Regina & I are in Shell, Ecuador to do two workshops. I act as a reporter for the first, and an instructor for the second.
The first workshop, sponsored by HCJB Global, aims to train 'Trainers of Trainers' who work in community development. Specifically, they want to expose these leaders to Participatory Learning. Regina has been training church leaders to use these adult learning techniques for years. Now she's helping Life Water present these methods to HCJB's Community Development department.
The reality that 2/3 of the world’s adults don’t, OR WON’T LEARN FROM READING, has challenged one of MAF-LT’s clients to move their leadership training materials from 6th grade to 2nd grade level. A common mistake made by literates when simplifying training for these “Oral Learners” is the temptation to “dumb down” the material. After all, what can they teach if they are limited to a 2nd grade vocabulary?
But the adults they are working with are not second graders. Many are intelligent men and women who may be perceptive believers. As Oral Learners they just don’t have the ability (or desire) to use written material. They don’t divide life into abstract categories like “love” or “forgiveness.” Neither did Jesus. He told memorable stories, like the Prodigal Son!

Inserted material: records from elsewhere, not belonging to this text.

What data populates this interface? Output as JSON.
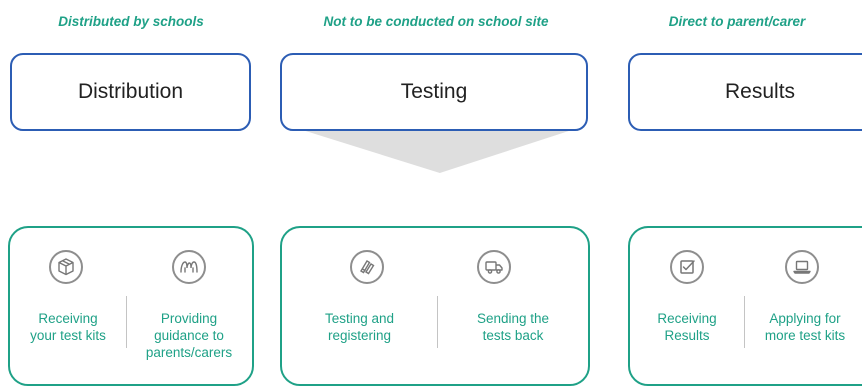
{
  "columns": [
    {
      "caption": "Distributed by schools",
      "stage": "Distribution",
      "items": [
        {
          "label": "Receiving\nyour test kits",
          "icon": "package-icon"
        },
        {
          "label": "Providing\nguidance to\nparents/carers",
          "icon": "guidance-icon"
        }
      ]
    },
    {
      "caption": "Not to be conducted on school site",
      "stage": "Testing",
      "items": [
        {
          "label": "Testing and\nregistering",
          "icon": "test-tubes-icon"
        },
        {
          "label": "Sending the\ntests back",
          "icon": "delivery-truck-icon"
        }
      ]
    },
    {
      "caption": "Direct to parent/carer",
      "stage": "Results",
      "items": [
        {
          "label": "Receiving\nResults",
          "icon": "checkbox-icon"
        },
        {
          "label": "Applying for\nmore test kits",
          "icon": "laptop-icon"
        }
      ]
    }
  ],
  "colors": {
    "caption": "#1fa187",
    "stage_border": "#2c5db4",
    "card_border": "#1fa187",
    "pointer": "#dedede"
  }
}
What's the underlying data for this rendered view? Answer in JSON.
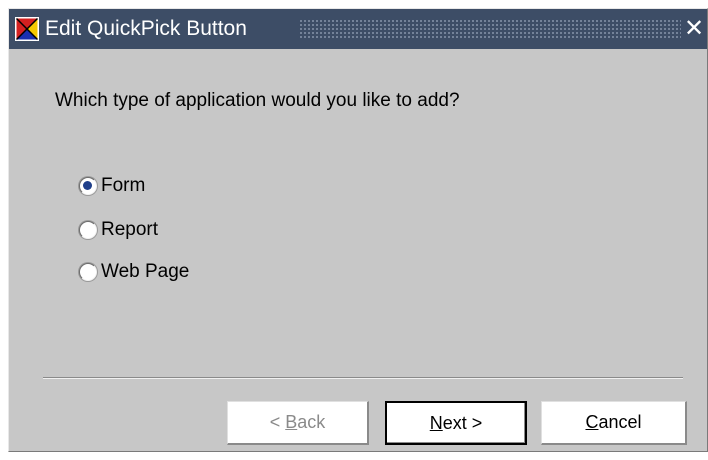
{
  "window": {
    "title": "Edit QuickPick Button",
    "close_symbol": "✕",
    "app_icon": "app-logo-icon",
    "close_icon": "close-icon"
  },
  "content": {
    "prompt": "Which type of application would you like to add?",
    "options": [
      {
        "label": "Form",
        "selected": true
      },
      {
        "label": "Report",
        "selected": false
      },
      {
        "label": "Web Page",
        "selected": false
      }
    ]
  },
  "buttons": {
    "back": {
      "prefix": "< ",
      "mnemonic": "B",
      "rest": "ack",
      "enabled": false
    },
    "next": {
      "prefix": "",
      "mnemonic": "N",
      "rest": "ext >",
      "enabled": true
    },
    "cancel": {
      "prefix": "",
      "mnemonic": "C",
      "rest": "ancel",
      "enabled": true
    }
  },
  "colors": {
    "titlebar": "#3d4d66",
    "dialog_background": "#c7c7c7",
    "radio_dot": "#1f3f8a"
  }
}
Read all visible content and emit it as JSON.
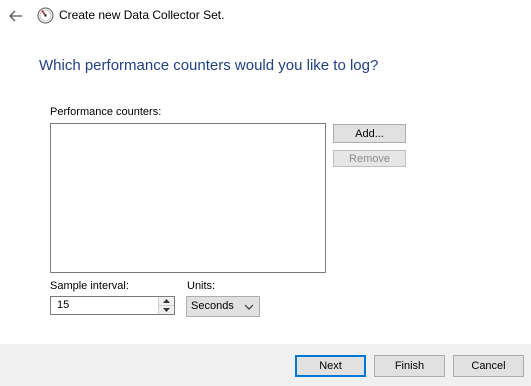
{
  "titlebar": {
    "title": "Create new Data Collector Set.",
    "back_icon": "back-arrow-icon",
    "app_icon": "performance-monitor-icon"
  },
  "main": {
    "heading": "Which performance counters would you like to log?",
    "counters_label": "Performance counters:",
    "counters_items": [],
    "add_label": "Add...",
    "remove_label": "Remove",
    "sample_interval_label": "Sample interval:",
    "sample_interval_value": "15",
    "units_label": "Units:",
    "units_value": "Seconds"
  },
  "footer": {
    "next_label": "Next",
    "finish_label": "Finish",
    "cancel_label": "Cancel"
  },
  "colors": {
    "heading": "#1e3f8a",
    "default_button_border": "#0078d7",
    "footer_bg": "#f0f0f0"
  }
}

Since an Oral Learner’s capacity for learning is limited largely to memory, the challenge is to make important lessons more memorable. Here are some ideas:
Sierra Leone revealed something when our Air France flight from Paris stopped first in Conakry, Guinea. Three-quarters of the passengers got off the plane - including the crew who would overnight there before returning to France. A rested crew took over, flew an additional 40 minutes south to drop us off in Freetown, Sierra Leone, then headed north for home.